“The plan shows that significant progress has been made as we continue to work with all parties to achieve our strategy of ensuring fair compensation for the victims and meeting our other financial commitments so that we can continue to be youth in years to come can serve, “the boy scouts said in an email statement on Tuesday evening.

Last February, the organization filed for bankruptcy protection after facing an avalanche of sexual abuse claims that has now risen to more than 82,000 cases.

It was not immediately clear whether and for how much the collection had been valued. Monday’s 379-page court record did not include values ​​for each artwork, and the Boy Scouts did not explain how much the organization would seek for the collection.

Many of the paintings are oil on canvas and were commissioned over the decades by the Boy Scouts who first commissioned Rockwell to illustrate “The Boy Scout’s Hike Book” in 1912. He soon became the art editor of Boys’ Life as the organization’s monthly magazine was phoned at the time.

A prominent Rockwell biographer suggested Tuesday that the value of the paintings in the Boy Scouts’ collection could be more sentimental than some of the most valuable works by Rockwell, who she said he was never a Boy Scout himself.

Deborah Solomon, art critic and author of American Mirror: The Art and Life of Norman Rockwell, said in an email Tuesday night that Rockwell’s Boy Scouts paintings, while very famous, were not among his best works.

In 2013, Saying Grace, a Rockwell painting unrelated to the Boy Scouts that appeared on the cover of the Saturday Evening Post on November 24, 1951, fetched $ 46 million when it was auctioned by Sotheby’s . The following year, “After the Prom” sold for $ 9.1 million and “The Rookie” for $ 22.5 million.

Ms. Solomon, a frequent contributor to the New York Times, noted that many of the pictures were assigned to Rockwell by Boy Scouts, often for calendars, with the organization often dictating the subject and saddling him with rules.

“He was not free to invent or penetrate the canvases with his usual closely watched details,” she said.

One of the most notable examples came in 1941 when Rockwell created a popular painting in which a boy scout defying a hurricane leads a young girl to safety, according to Ms. Solomon.

“Even though the boy scout is standing in the rain, his uniform is dry and tightly pressed,” she said. “Rockwell was upset when he was told to color in a single drop of water that he originally painted on the Boy Scout’s uniform.”

Many of Rockwell’s paintings for the Boy Scouts have been on display at the Medici Art Museum in Howland, Ohio, as part of a free exhibition that is ongoing since last year.

Katelyn Amendolara-Russo, deputy director of the museum, said in an email on Tuesday evening that the museum had been made aware that the collection could go bankrupt when it reached an agreement with Scouts in 2019 to host the exhibition completed.
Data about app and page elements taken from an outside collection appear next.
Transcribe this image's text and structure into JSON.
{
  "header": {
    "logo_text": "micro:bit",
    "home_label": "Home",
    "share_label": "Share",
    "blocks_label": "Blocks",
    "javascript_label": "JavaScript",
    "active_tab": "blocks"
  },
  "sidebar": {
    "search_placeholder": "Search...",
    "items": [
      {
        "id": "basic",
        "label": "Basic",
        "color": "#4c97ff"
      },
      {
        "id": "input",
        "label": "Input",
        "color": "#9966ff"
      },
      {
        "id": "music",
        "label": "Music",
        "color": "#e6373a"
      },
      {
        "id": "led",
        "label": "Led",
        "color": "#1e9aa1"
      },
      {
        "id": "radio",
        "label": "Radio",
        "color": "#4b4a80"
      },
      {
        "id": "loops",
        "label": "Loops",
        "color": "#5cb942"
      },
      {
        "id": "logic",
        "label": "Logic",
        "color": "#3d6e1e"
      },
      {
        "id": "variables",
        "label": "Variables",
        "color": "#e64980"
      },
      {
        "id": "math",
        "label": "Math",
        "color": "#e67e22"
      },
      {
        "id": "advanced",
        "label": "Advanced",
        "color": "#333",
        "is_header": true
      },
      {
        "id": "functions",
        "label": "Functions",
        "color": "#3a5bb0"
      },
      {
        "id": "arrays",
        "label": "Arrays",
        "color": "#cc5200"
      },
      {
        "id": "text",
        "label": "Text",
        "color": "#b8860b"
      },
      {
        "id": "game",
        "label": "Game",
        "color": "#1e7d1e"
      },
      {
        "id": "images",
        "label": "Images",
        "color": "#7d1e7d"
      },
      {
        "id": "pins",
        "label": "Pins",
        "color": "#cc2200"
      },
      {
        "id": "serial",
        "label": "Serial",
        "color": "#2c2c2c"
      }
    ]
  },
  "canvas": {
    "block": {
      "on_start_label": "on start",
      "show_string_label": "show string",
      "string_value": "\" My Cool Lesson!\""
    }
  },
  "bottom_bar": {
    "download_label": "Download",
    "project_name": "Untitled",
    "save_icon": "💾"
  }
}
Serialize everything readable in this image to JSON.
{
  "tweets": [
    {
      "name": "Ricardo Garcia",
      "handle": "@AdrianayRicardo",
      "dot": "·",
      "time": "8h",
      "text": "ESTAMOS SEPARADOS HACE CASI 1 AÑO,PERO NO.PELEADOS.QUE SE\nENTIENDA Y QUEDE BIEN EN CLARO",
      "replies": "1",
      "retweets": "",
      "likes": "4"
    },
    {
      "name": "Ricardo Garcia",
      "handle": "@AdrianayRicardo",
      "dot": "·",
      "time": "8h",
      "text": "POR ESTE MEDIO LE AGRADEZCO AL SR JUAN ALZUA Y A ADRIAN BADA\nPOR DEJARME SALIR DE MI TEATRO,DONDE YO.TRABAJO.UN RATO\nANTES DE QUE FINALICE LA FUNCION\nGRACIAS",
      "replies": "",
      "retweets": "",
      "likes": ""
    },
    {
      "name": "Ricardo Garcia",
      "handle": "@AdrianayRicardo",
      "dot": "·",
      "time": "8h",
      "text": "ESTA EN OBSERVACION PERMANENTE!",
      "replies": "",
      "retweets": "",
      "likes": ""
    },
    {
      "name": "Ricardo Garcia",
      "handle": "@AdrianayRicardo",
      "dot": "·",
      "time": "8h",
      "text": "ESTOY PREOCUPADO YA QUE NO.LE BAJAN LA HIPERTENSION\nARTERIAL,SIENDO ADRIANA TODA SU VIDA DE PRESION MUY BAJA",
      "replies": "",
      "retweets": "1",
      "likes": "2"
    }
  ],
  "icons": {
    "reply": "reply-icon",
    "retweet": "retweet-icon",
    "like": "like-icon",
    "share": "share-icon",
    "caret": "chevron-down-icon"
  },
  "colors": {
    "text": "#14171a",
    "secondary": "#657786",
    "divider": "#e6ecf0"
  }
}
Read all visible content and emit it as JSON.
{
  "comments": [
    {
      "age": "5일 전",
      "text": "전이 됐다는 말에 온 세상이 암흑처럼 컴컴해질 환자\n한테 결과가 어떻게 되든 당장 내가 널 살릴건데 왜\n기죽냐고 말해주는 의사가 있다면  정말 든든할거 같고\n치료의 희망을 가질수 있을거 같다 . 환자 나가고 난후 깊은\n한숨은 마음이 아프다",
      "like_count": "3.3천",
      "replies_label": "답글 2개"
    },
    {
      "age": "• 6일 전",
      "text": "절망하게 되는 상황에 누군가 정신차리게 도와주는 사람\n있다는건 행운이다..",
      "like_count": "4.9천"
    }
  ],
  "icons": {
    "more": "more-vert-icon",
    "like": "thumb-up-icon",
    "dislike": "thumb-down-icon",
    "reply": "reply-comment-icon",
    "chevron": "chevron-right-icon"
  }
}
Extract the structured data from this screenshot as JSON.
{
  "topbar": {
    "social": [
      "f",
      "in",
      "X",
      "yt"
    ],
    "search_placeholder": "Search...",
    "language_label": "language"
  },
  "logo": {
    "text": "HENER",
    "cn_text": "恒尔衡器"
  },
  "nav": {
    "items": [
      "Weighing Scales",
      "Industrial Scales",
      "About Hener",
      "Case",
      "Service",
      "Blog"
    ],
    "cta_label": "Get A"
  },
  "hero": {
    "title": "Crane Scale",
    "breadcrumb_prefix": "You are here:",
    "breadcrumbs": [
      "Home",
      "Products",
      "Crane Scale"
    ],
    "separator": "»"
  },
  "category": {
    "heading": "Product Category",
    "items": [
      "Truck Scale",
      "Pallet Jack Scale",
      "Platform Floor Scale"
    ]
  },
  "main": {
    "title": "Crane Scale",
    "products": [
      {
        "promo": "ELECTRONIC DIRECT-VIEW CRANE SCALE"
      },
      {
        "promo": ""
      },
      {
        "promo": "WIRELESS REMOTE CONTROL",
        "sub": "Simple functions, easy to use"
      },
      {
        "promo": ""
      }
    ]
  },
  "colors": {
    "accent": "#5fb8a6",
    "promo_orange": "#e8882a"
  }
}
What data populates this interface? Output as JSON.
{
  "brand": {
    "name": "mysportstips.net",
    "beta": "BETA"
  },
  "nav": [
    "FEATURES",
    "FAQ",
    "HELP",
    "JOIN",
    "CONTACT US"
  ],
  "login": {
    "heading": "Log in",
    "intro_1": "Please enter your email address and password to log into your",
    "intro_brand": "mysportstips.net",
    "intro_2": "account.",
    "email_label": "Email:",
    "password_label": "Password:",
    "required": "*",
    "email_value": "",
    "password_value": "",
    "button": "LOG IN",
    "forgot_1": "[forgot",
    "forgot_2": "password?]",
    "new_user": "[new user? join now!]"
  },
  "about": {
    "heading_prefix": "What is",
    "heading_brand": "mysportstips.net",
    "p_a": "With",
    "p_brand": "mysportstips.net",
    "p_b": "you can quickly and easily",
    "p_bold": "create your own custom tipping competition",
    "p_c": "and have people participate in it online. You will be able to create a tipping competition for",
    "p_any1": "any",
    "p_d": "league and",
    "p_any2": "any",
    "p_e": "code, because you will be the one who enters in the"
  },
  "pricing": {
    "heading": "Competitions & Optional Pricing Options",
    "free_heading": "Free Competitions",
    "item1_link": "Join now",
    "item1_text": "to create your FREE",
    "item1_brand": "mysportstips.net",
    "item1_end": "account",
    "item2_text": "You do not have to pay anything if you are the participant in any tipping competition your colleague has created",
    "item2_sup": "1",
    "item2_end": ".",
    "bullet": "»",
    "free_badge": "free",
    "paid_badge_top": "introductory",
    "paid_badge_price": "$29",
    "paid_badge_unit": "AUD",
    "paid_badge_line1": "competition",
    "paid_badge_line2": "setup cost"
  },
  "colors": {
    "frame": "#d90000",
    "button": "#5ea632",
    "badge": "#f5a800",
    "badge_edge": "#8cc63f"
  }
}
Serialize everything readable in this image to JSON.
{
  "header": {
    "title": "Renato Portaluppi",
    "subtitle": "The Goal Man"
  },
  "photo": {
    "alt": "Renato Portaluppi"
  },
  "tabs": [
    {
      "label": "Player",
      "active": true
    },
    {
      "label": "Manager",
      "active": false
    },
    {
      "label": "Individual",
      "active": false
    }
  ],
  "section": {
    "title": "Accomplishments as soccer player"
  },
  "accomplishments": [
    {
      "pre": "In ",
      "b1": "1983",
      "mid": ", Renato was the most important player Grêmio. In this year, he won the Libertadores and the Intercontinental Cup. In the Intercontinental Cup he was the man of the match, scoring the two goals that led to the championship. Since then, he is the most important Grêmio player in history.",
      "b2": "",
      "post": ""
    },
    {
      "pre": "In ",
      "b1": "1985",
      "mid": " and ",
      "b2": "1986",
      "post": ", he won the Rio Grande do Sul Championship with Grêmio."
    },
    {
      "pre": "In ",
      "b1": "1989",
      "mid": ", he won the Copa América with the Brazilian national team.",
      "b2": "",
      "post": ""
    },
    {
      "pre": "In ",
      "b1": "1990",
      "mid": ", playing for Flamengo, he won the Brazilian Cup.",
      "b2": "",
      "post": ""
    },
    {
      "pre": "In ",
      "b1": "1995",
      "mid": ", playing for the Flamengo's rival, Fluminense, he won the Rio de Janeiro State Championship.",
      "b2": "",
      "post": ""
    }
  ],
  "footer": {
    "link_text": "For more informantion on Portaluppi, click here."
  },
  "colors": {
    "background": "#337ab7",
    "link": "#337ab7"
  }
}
She added that the museum will keep Rockwell’s work on for as long as possible.

“We are obviously disappointed because it has been a wonderful display of scouting in action for over 100 years, as portrayed by one of America’s greatest artists, Norman Rockwell, who had a lifelong passion for scouting,” she said.

Scouts officials said that many aspects of the restructuring plan would be refined through mediation and that the organization hoped to emerge from the Chapter 11 restructuring by the fall.

What would Rockwell think of Boy Scouts who part ways with his valuable works?

“I am sure he would be appalled to learn of the sexual assault charges,” said Ms. Solomon, “and I would suspect that he would like the Boy Scouts to sell their collection of his paintings to set up a victims’ fund. ” and to reward the children and ex-children who deserve compensation. “